#### [Problem statement]
For the word "comments", state how many lines of the data include it. Respond with the number only.

Data records for software interfaces:
-.-.-

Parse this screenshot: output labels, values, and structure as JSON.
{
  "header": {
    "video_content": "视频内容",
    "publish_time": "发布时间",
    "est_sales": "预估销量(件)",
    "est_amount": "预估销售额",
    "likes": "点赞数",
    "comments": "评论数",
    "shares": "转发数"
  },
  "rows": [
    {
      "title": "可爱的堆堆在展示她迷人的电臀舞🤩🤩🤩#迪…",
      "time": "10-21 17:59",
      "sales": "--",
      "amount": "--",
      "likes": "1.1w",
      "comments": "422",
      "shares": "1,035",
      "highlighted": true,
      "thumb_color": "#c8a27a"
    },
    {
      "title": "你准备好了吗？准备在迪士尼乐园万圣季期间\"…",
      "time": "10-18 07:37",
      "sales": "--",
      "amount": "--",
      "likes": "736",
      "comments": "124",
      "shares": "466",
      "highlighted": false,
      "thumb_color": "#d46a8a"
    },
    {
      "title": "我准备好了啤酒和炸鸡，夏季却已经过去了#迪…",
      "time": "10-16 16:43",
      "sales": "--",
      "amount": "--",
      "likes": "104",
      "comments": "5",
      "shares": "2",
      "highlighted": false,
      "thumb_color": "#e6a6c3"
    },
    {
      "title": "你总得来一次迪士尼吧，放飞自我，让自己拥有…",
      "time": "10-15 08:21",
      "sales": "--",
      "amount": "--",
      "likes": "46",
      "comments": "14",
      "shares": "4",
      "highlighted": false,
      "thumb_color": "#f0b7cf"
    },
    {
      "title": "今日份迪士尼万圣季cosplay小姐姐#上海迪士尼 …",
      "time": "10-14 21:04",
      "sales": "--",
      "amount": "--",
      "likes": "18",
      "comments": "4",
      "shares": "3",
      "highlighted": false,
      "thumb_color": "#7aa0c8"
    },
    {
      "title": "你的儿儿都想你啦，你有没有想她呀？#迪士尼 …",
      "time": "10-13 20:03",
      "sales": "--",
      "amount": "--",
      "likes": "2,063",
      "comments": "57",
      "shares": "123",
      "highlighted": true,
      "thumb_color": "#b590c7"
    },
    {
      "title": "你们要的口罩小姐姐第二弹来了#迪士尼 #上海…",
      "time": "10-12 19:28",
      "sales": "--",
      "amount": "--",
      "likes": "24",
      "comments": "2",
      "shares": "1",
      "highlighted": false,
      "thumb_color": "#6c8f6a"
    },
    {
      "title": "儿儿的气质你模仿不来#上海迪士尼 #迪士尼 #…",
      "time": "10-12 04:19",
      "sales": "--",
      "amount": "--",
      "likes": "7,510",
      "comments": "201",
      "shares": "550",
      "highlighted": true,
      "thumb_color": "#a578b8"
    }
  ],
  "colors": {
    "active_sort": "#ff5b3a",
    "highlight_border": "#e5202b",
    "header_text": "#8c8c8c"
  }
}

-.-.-

#### [Problem solution]
9